┌──
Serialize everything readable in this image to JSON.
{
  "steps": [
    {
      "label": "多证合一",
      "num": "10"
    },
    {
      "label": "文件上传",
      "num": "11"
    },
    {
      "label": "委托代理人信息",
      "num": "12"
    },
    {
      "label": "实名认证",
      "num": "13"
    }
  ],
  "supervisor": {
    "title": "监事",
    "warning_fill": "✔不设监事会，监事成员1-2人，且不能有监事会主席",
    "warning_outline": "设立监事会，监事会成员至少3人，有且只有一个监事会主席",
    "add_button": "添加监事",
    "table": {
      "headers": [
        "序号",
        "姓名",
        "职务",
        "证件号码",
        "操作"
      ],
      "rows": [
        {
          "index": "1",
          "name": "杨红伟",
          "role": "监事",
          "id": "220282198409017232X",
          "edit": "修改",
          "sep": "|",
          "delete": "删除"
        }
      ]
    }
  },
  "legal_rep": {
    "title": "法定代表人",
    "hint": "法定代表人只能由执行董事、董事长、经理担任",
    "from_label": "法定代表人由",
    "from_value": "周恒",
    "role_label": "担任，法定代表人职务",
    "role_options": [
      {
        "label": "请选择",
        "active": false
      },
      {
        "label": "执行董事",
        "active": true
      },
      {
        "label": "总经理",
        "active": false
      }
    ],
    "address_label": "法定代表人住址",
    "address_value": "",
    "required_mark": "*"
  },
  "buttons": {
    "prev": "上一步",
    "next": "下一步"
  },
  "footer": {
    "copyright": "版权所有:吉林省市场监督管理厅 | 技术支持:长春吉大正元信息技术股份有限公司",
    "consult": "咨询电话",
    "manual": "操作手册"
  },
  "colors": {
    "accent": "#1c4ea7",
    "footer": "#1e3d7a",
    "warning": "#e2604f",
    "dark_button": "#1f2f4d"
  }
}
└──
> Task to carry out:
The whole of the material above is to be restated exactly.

> Reply to the task:
Serialize everything readable in this image to JSON.
{
  "steps": [
    {
      "label": "多证合一",
      "num": "10"
    },
    {
      "label": "文件上传",
      "num": "11"
    },
    {
      "label": "委托代理人信息",
      "num": "12"
    },
    {
      "label": "实名认证",
      "num": "13"
    }
  ],
  "supervisor": {
    "title": "监事",
    "warning_fill": "✔不设监事会，监事成员1-2人，且不能有监事会主席",
    "warning_outline": "设立监事会，监事会成员至少3人，有且只有一个监事会主席",
    "add_button": "添加监事",
    "table": {
      "headers": [
        "序号",
        "姓名",
        "职务",
        "证件号码",
        "操作"
      ],
      "rows": [
        {
          "index": "1",
          "name": "杨红伟",
          "role": "监事",
          "id": "220282198409017232X",
          "edit": "修改",
          "sep": "|",
          "delete": "删除"
        }
      ]
    }
  },
  "legal_rep": {
    "title": "法定代表人",
    "hint": "法定代表人只能由执行董事、董事长、经理担任",
    "from_label": "法定代表人由",
    "from_value": "周恒",
    "role_label": "担任，法定代表人职务",
    "role_options": [
      {
        "label": "请选择",
        "active": false
      },
      {
        "label": "执行董事",
        "active": true
      },
      {
        "label": "总经理",
        "active": false
      }
    ],
    "address_label": "法定代表人住址",
    "address_value": "",
    "required_mark": "*"
  },
  "buttons": {
    "prev": "上一步",
    "next": "下一步"
  },
  "footer": {
    "copyright": "版权所有:吉林省市场监督管理厅 | 技术支持:长春吉大正元信息技术股份有限公司",
    "consult": "咨询电话",
    "manual": "操作手册"
  },
  "colors": {
    "accent": "#1c4ea7",
    "footer": "#1e3d7a",
    "warning": "#e2604f",
    "dark_button": "#1f2f4d"
  }
}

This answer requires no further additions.